Canada’s Minister of Natural Resources recently announced measures to enhance the liability and accountability of pipeline companies for oil spills. The proposed measures, which have not yet been presented to the Canadian Parliament but are intended to become effective by 2017, introduce absolute liability for owners and operators of federally regulated pipelines. If passed by the Parliament, companies will be liable for up to $1 billion in costs and damages from spills from their pipelines regardless of causation. The proposed legislation also requires companies to have financial resources on hand—namely, a minimum of $1 billion in financial capacity for major oil pipelines—to respond to leaks, spills, and ruptures. It empowers Canada’s National Energy Board (NEB) to access federal money for initial cleanup and remediation costs and to take control of incident response if the responsible company is unwilling or unable to do so. In such circumstances, the proposed measures would also allow NEB to recover from industry any response costs incurred by government, communities or individuals.
The DOT has issued an Emergency Order requiring that railroads operating trains carrying more than 1,000,000 gallons of Bakken crude oil (approximately 35 tank cars) in a particular state must notify the State Emergency Response Commission (SERC) of the expected movement of such trains through the counties in that state. The notification must: (1) provide an estimate of the number and frequency of trains affected by the Order; (2) identify the oil being transported; (3) provide applicable emergency response information required under 49 C.F.R. Part 172; (4) identify the routes over which the material will be transported; and (5) provide an operator point of contact. If notification is not made to a SERC within 30 days of the date of the Order, the railroad is prohibited from transporting such volumes of Bakken crude until notification is provided.

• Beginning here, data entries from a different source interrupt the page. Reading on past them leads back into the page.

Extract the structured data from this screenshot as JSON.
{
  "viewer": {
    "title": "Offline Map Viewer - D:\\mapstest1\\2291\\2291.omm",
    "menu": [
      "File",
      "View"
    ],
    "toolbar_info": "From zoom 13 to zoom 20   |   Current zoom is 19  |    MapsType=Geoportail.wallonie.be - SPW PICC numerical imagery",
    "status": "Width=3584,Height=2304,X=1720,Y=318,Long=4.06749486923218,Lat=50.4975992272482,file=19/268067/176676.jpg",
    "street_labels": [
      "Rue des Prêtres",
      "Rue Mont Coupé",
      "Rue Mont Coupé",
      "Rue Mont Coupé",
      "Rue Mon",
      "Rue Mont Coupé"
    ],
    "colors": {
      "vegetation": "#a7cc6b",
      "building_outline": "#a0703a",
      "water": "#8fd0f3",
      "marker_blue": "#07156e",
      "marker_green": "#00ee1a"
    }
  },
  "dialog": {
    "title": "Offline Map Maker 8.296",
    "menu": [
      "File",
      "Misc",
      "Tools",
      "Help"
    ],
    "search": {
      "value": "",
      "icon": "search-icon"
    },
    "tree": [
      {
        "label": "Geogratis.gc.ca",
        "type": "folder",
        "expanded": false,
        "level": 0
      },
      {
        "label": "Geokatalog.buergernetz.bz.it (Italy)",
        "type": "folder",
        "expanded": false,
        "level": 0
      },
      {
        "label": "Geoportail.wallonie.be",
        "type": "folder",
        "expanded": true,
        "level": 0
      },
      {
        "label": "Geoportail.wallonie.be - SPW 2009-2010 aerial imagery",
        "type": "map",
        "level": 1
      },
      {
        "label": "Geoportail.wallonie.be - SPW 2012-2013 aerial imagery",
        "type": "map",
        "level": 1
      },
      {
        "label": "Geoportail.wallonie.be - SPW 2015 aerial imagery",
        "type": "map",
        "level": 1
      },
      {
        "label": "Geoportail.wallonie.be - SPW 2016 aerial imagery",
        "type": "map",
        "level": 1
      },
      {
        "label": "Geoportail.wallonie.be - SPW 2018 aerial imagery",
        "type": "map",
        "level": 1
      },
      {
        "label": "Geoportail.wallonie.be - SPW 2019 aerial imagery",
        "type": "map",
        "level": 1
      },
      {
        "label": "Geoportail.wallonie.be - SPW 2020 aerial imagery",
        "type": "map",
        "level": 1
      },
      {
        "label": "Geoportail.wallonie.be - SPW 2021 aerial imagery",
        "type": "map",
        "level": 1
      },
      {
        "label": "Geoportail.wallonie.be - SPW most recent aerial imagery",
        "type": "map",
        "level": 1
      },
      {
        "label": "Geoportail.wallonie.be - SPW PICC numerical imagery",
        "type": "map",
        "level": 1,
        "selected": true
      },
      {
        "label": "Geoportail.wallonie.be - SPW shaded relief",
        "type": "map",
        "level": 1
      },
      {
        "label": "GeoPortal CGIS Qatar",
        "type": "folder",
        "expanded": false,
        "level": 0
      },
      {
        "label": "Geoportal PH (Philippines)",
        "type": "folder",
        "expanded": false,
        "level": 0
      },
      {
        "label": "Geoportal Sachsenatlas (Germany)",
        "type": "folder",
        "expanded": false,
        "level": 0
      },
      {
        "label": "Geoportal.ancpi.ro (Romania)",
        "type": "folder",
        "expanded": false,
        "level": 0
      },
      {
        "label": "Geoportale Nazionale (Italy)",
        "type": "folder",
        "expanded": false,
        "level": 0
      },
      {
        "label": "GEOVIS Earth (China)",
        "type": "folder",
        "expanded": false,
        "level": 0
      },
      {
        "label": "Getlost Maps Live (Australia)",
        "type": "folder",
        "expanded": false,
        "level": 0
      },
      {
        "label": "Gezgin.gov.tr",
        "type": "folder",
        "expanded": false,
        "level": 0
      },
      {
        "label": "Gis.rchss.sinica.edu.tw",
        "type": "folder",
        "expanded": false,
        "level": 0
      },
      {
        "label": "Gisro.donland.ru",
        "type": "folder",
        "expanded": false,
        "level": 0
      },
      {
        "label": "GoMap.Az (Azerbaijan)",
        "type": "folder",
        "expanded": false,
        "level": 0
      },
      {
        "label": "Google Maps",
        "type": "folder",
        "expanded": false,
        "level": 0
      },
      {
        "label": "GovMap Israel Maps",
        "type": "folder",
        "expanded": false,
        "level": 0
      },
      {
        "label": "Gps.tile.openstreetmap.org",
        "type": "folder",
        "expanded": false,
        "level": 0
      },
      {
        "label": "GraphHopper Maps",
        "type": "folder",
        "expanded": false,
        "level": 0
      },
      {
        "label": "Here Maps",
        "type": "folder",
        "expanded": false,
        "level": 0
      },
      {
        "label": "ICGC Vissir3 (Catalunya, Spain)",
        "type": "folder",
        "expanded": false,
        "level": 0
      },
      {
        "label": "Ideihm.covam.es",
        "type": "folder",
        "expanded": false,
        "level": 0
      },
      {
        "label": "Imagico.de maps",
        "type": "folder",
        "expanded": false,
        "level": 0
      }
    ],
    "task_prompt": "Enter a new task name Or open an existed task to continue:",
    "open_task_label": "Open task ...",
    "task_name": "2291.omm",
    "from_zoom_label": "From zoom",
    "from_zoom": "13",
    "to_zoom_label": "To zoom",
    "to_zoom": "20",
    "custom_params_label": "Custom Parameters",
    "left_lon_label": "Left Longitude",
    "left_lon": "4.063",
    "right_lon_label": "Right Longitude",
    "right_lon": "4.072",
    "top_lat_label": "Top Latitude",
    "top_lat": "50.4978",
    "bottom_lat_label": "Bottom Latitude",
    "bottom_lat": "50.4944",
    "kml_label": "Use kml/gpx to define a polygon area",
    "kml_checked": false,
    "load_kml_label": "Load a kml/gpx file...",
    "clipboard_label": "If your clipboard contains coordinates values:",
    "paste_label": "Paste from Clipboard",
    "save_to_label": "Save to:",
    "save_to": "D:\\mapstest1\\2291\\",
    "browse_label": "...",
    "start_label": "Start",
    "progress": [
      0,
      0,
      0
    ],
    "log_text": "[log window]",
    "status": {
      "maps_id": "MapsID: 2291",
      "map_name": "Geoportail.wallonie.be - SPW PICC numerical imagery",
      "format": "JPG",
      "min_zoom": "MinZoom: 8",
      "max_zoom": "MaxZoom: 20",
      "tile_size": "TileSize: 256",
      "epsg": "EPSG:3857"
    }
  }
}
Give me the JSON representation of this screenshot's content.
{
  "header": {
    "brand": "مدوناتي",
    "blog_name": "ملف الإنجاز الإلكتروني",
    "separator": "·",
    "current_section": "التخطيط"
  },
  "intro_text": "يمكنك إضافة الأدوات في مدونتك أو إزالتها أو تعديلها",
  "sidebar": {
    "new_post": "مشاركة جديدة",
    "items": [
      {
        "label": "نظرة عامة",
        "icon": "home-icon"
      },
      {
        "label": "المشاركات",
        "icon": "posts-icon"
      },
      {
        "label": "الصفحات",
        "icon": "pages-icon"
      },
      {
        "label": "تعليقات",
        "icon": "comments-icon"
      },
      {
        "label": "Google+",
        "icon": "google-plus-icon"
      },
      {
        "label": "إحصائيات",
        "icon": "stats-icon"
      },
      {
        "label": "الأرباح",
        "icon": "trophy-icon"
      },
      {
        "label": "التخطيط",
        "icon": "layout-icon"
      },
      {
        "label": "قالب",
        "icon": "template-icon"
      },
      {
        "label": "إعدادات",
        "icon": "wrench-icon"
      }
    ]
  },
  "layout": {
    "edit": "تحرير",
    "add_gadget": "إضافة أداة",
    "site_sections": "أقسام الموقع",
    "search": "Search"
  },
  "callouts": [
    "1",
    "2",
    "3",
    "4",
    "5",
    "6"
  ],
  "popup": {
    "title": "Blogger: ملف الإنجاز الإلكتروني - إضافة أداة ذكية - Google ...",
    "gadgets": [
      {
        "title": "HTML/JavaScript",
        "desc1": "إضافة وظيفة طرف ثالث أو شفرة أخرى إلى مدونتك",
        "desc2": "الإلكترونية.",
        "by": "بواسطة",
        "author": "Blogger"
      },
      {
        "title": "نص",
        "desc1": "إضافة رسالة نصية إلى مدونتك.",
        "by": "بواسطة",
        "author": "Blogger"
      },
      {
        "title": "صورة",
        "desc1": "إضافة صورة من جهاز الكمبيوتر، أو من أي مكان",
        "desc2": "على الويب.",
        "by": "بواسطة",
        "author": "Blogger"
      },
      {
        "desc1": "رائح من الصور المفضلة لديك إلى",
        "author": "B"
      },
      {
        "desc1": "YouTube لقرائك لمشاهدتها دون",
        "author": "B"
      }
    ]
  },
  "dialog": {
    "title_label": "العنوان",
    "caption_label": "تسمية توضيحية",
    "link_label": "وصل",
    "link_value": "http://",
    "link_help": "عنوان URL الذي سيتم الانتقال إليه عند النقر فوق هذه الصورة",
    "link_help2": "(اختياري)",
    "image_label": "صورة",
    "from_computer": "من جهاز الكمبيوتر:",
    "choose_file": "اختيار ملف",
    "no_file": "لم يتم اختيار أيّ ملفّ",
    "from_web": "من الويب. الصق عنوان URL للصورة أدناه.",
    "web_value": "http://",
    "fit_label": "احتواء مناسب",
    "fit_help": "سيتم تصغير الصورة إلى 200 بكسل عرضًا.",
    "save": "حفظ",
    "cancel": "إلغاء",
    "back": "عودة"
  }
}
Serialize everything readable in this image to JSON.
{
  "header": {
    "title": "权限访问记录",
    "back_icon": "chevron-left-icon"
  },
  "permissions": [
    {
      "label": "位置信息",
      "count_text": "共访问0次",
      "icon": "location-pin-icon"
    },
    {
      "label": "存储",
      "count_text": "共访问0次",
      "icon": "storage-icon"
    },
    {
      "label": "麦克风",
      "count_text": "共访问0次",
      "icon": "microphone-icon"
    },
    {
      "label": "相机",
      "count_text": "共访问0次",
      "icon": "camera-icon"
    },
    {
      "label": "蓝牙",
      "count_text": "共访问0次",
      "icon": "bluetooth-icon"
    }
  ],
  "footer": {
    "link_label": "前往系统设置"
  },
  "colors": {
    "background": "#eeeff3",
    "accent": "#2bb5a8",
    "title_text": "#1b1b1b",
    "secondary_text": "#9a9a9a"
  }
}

The DOT’s Office of Inspector General (OIG) recently issued an Audit Report finding that PHMSA’s oversight of state pipeline safety programs is not sufficient to ensure that states comply with program evaluation requirements and properly use suspension grant funds. The audit, prompted by NTSB’s investigation of the September 2010 San Bruno, CA tragedy, assessed PHMSA’s policies, procedures and oversight activities applicable to states certified under PHMSA’s Natural Gas Program.